Last month, Charlie Sheaff and his wife were busy entertaining two of their young grandchildren when they noticed it was time for Charlie’s doctor’s appointment.
After checking in, Sheaff learned that cardiologist Todd Silberstein, DO, was ready to see him. Less than 20 minutes later, the appointment was over. Sheaff’s weight and blood pressure were recorded, he received advice from Dr. Silberstein, and he was referred to another provider for additional care. The best part? Sheaff never had to leave home and his grandkids never had to stop playing.
Sheaff, 70, is one of a growing number of patients who are taking advantage of Cheshire Medical Center’s emerging Virtual Visit program, often referred to in health care as telemedicine or telehealth. Though such appointments were already being offered in some cases, the COVID-19 crisis has accelerated the availability of Virtual Visits allowing a patient and provider to meet via a secure videoconferencing system instead of meeting in an office setting.
When Sheaff checked in for his Virtual Visit, he was sent to the online waiting room, where he “met” Dr. Silberstein. The appointment was accomplished using the easily downloadable Zoom app, available on iOS and Android platforms, which many people already use to connect with friends and family. The link to the appointment is available through patients’ myD-H accounts.
“I was able to click the link – it worked effortlessly,” says Sheaff. “I can’t think of anything in terms of care that would have been different had I gone there in person.”
Cheshire’s main priority continues to be, as it always has been, the health and safety of patients, visitors, and staff. In-person visits are available for those who prefer to be seen in the office. In the midst of the COVID-19 crisis, Virtual Visits have expanded convenient and safe options for care. They provide a convenient way for appointments to take place face-to-face, albeit electronically.
“Patients who like [telemedicine] really like it,” says Dr. Silberstein, who has seen approximately 50% of his patients virtually since the COVID crisis began. “It satisfies concerns they might have about getting exposed to viruses and works for patients who may be unable to come in person. It’s a great tool to enable the continuation of care.”
Though Virtual Visits offer the security and convenience of seeing one’s provider from home, the staff at Cheshire understands that some patients may be gripped by technology anxiety. The Virtual Visit appointments are supported by the offices of individual providers as well as the Clinical Informatics group. Office staff are charged with guiding patients through downloading the Zoom app, turning off any browser popup blockers for the myD-H page, or emailing a link for a patient to click on when it’s time for the visit.
Under the guidance of Director of Clinical Informatics Deb Chamberlain, all providers have been trained on how to use the app, and some have elected to conduct mock visits with Chamberlain’s team to test that everything is in working order.
“For patients there are many benefits, such as the convenience of seeing their provider from the comfort of their own home.
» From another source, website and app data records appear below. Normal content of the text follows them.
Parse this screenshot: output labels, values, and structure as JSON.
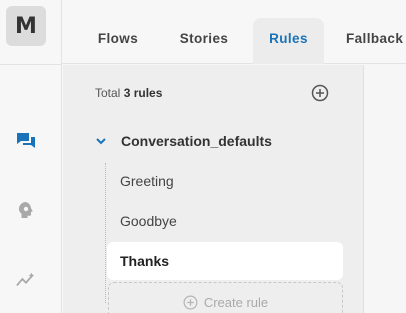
{
  "app": {
    "logo_letter": "M"
  },
  "tabs": [
    {
      "label": "Flows",
      "active": false
    },
    {
      "label": "Stories",
      "active": false
    },
    {
      "label": "Rules",
      "active": true
    },
    {
      "label": "Fallback",
      "active": false
    }
  ],
  "rail": {
    "icons": [
      "chat-icon",
      "bot-settings-icon",
      "analytics-icon"
    ],
    "active_icon": "chat-icon"
  },
  "rules_panel": {
    "total_prefix": "Total",
    "total_count": "3 rules",
    "group": {
      "label": "Conversation_defaults",
      "expanded": true
    },
    "items": [
      {
        "label": "Greeting",
        "selected": false
      },
      {
        "label": "Goodbye",
        "selected": false
      },
      {
        "label": "Thanks",
        "selected": true
      }
    ],
    "create_label": "Create rule"
  },
  "colors": {
    "accent": "#1a73b8",
    "rail_bg": "#f7f7f7",
    "panel_bg": "#eeeeee"
  }
}
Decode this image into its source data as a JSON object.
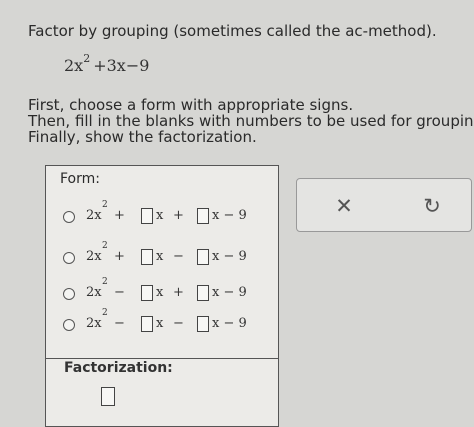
{
  "header": {
    "instruction": "Factor by grouping (sometimes called the ac-method).",
    "expr_lead": "2x",
    "expr_exp": "2",
    "expr_tail": "+3x−9"
  },
  "steps": [
    "First, choose a form with appropriate signs.",
    "Then, fill in the blanks with numbers to be used for grouping.",
    "Finally, show the factorization."
  ],
  "form": {
    "label": "Form:",
    "options": [
      {
        "lead": "2x",
        "exp": "2",
        "op1": "+",
        "x_label": "x",
        "op2": "+",
        "tail": "x − 9"
      },
      {
        "lead": "2x",
        "exp": "2",
        "op1": "+",
        "x_label": "x",
        "op2": "−",
        "tail": "x − 9"
      },
      {
        "lead": "2x",
        "exp": "2",
        "op1": "−",
        "x_label": "x",
        "op2": "+",
        "tail": "x − 9"
      },
      {
        "lead": "2x",
        "exp": "2",
        "op1": "−",
        "x_label": "x",
        "op2": "−",
        "tail": "x − 9"
      }
    ]
  },
  "factorization": {
    "label": "Factorization:"
  },
  "actions": {
    "clear_icon": "✕",
    "undo_icon": "↻"
  }
}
This is especially important for patients with mobility or transportation challenges,” Chamberlain says.
To those who might have privacy concerns about technology-assisted medical visits, Chamberlain reassures that accessing Zoom via myD-H patient portal allows a HIPAA-compliant platform. That message is reaching patients, as Chamberlain reports a jump in telehealth appointments from just a few at the beginning of the pandemic to more than 3,000 by the end of May. With the goal to eventually increase that even more, meaning Virtual Visits are here to stay.
Nurse practitioner Katelyn Ahern, MSN, APRN, has found the increase in telemedicine a time-saving solution for herself and her patients. She points to a study that found most people typically spend three hours attending a 25-minute medical appointment. Ideal telemedicine visits are brief check-ins that don’t necessitate a physical exam. Ahern might collect a pain scale from a patient, for example, or if the patient has an oxygen monitor, blood pressure cuff, or glucose monitor, they can report the relevant numbers. Patients can demonstrate range of motion in an ailing knee through the computer screen or discuss mental health from the comfort of their own homes.
“Telehealth can also work by asking them questions: Are you dizzy? Do you have a headache?” Ahern says. “Overall, patients go about their normal day. I’ve talked to people in their cars or out in their yards. Medicine is no longer limited to the doctor’s office.”
One patient, who has been working from home with her two young children present, spoke of the convenience of a recent visit with her provider. She did not need the offered call from the office staff to set up her telemedicine appointment, instead following e-mailed instructions to connect with her virtual visit.
“It wasn’t hard,” says the patient. “It was great to have the convenience of being in my own house and not having to drive there. It was technologically easy, and I can see people in the long run being more comfortable in their own homes talking about sometimes uncomfortable things.”
For more information about Virtual Visits at Cheshire, visit our Outpatient Virtual Visit page or call 603-354-5454 ext. 2446.